Step 3 -The Necessary Nuts
Now that the peanut butter is in the bowl, it’s time to add the nuts and seeds. No one really likes this part, but we eat it because we know it’s good for us. The nuts and seeds, in this case, are also known as aparigrahā, or “non-grasping” (Patanjali 2.32). In a relationship, this translates to independence, specifically, emotional independence. What does this look like? A wise friend once told me: “It is loving somebody so wholly that you just genuinely want their happiness, whether or not it benefits you.” This alludes to a practice of loving somebody without expectation or attachment. Easier said than done! A lot of suffering in relationships is rooted in fear–a fear that the partner could disappear from our lives in some way. Another way that we can practice aparigrahā is by bringing awareness to the expectations placed on our partner. Sometimes, in relationships, because the other person is there, we ask them to fill holes within ourselves that may actually be work that is intended for us. Loving with the intention of making the other happy–rather than with the expectation that they need to make us happy–is a practice that will pull us away from this grasping. That being said, it is important that we check in with ourselves to ensure that our needs are being met within the relationship. Sometimes, we can overcompensate and begin to sacrifice parts of ourselves in an attempt to love. Be honest and check in with yourself!
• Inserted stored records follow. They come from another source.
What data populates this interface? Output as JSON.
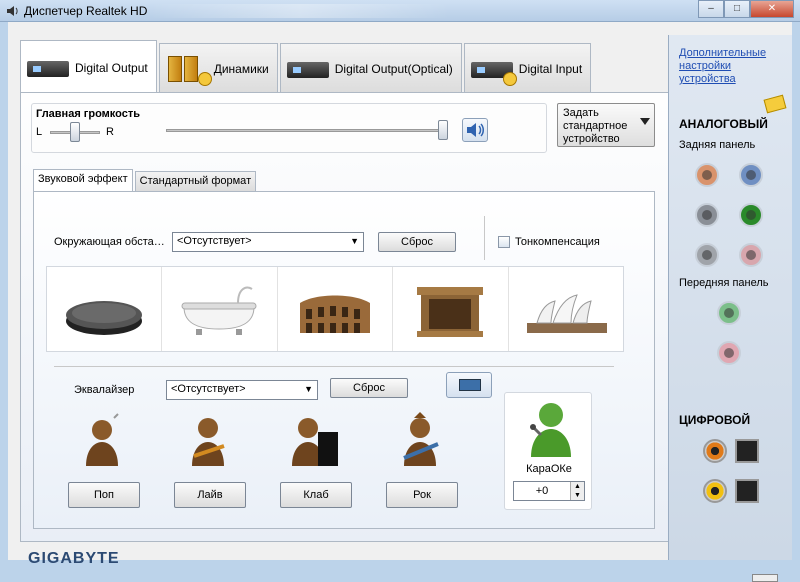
{
  "window": {
    "title": "Диспетчер Realtek HD"
  },
  "tabs": [
    {
      "label": "Digital Output",
      "icon": "device-icon",
      "active": true
    },
    {
      "label": "Динамики",
      "icon": "speakers-icon",
      "active": false
    },
    {
      "label": "Digital Output(Optical)",
      "icon": "device-icon",
      "active": false
    },
    {
      "label": "Digital Input",
      "icon": "device-input-icon",
      "active": false
    }
  ],
  "volume": {
    "label": "Главная громкость",
    "left": "L",
    "right": "R",
    "balance_level": 0.5,
    "level": 1.0
  },
  "set_default": {
    "label": "Задать стандартное устройство"
  },
  "subtabs": [
    {
      "label": "Звуковой эффект",
      "active": true
    },
    {
      "label": "Стандартный формат",
      "active": false
    }
  ],
  "effects": {
    "environment_label": "Окружающая обста…",
    "environment_value": "<Отсутствует>",
    "reset_label": "Сброс",
    "loudness_label": "Тонкомпенсация",
    "loudness_checked": false,
    "environments": [
      "pad-icon",
      "bathtub-icon",
      "colosseum-icon",
      "stone-room-icon",
      "opera-house-icon"
    ]
  },
  "equalizer": {
    "label": "Эквалайзер",
    "value": "<Отсутствует>",
    "reset_label": "Сброс",
    "presets": [
      "Поп",
      "Лайв",
      "Клаб",
      "Рок"
    ]
  },
  "karaoke": {
    "label": "КараОКе",
    "value": "+0"
  },
  "sidebar": {
    "advanced_link": "Дополнительные настройки устройства",
    "analog_title": "АНАЛОГОВЫЙ",
    "rear_panel": "Задняя панель",
    "front_panel": "Передняя панель",
    "digital_title": "ЦИФРОВОЙ",
    "rear_jacks": [
      "#d9936c",
      "#6f8fc2",
      "#8a8f97",
      "#2a8a2a",
      "#a0a4aa",
      "#d8a6ad"
    ],
    "front_jacks": [
      "#7cbf8a",
      "#e0a7b2"
    ]
  },
  "brand": "GIGABYTE"
}
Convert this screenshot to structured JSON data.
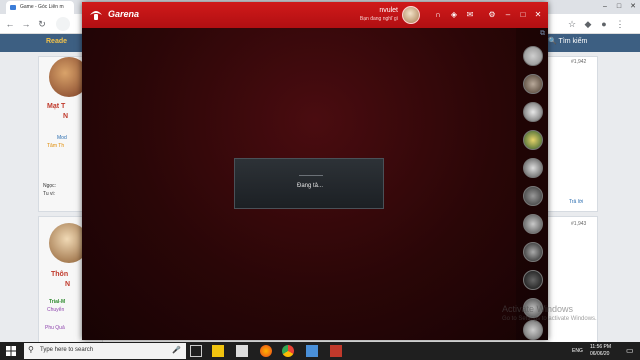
{
  "browser": {
    "tab_title": "Game - Góc Liên m",
    "colors": {
      "tabstrip": "#dee1e6"
    }
  },
  "forum": {
    "reader_label": "Reade",
    "search_label": "Tìm kiếm",
    "posts": [
      {
        "username": "Mạt T",
        "username_line2": "N",
        "post_number": "#1,942",
        "reply_label": "Trả lời"
      },
      {
        "username": "Thôn",
        "username_line2": "N",
        "post_number": "#1,943"
      }
    ],
    "side_text": [
      "Mod",
      "Tâm Th",
      "Ngọc:",
      "Tu vi:",
      "Trial-M",
      "Chuyển",
      "Phu Quả"
    ]
  },
  "garena": {
    "brand": "Garena",
    "username": "nvulet",
    "status": "Bạn đang nghĩ gì",
    "loading_text": "Đang tả...",
    "accent_color": "#d01a1a",
    "title_icons": [
      "headset-icon",
      "shield-icon",
      "mail-icon",
      "gear-icon",
      "minimize-icon",
      "maximize-icon",
      "close-icon"
    ],
    "friends_count": 11
  },
  "watermark": {
    "title": "Activate Windows",
    "subtitle": "Go to Settings to activate Windows."
  },
  "taskbar": {
    "search_placeholder": "Type here to search",
    "time": "11:56 PM",
    "date": "06/06/20",
    "language": "ENG"
  }
}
Step 4 – The Divine Ingredient
And now… it’s time to add our favorite ingredient! Drumroll please… Cacao! Also known as brahmacharya and can be interpreted as “preserving our vital life force”. In this situation, brahmacharya is translated, not as sexual moderation, but as creating the space within the relationship to go inward. If we view our partnership as Divine Union, we can have a more fulfilling spiritual experience. Imagine that your union is a golden cup. What would you like to put inside that cup? Likely, only the finest of liquids! If both partners approach the relationship with this attitude, we open a door for great spiritual transformation. This can be challenging because when we love someone it’s easy to want to be with them all the time. However, if both partners bring enriching experiences from outside the union, it becomes a fast track for growth!
Last But Not Least – Mix It Up!
Now that our bowl is overflowing with the finest of nutrients, all we have to do is toss in the final goodies and mix it all together! Have fun with it, adjusting to taste the peanut butter (satya), nuts and seeds (aparigrahā), and cacao (brahmacharya), being blended together with love, patience, and intention within a safe container of ahimsā and asteya. It’s not an easy process, but i can promise you that it will be worth it. When will The Ultimate Bliss Ball be ready to eat? According to Patanjali’s Yoga Sutra 1.22, the time is near, “How near depends on whether the practice is mild, moderate or intense.” Have a ball!
Suggestions for Cacao Ball Recipe: (To Taste)
Ground Hemp Seed
Ground Flax Seed
Moringa or Spirulina
Toasted Sesame Seeds
Toasted Coconut Flakes
Raisins or Dates
Mix Together into balls and enjoy!
—Contributed by Kendall Rae Moyer